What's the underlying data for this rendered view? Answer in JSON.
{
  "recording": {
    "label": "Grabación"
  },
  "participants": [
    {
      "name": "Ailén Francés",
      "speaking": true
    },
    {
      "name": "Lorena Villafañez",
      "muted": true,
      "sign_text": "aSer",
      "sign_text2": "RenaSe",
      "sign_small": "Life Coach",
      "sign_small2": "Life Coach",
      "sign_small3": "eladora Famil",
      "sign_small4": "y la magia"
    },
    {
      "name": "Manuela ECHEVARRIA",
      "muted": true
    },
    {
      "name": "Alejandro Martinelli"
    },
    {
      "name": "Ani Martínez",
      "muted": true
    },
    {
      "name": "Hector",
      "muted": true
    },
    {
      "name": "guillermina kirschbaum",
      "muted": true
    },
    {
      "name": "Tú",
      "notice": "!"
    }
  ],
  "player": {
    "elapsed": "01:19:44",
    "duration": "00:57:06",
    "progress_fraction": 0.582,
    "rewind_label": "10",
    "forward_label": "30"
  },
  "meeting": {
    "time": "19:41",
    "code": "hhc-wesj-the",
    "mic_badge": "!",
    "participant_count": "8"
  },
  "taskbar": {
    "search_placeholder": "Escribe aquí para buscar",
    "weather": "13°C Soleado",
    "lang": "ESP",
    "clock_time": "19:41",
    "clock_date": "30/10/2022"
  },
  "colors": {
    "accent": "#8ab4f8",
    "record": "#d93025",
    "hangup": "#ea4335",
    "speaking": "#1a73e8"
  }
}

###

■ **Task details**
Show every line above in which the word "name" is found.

■ **Solution**
      "name": "Ailén Francés",
      "name": "Lorena Villafañez",
      "name": "Manuela ECHEVARRIA",
      "name": "Alejandro Martinelli"
      "name": "Ani Martínez",
      "name": "Hector",
      "name": "guillermina kirschbaum",
      "name": "Tú",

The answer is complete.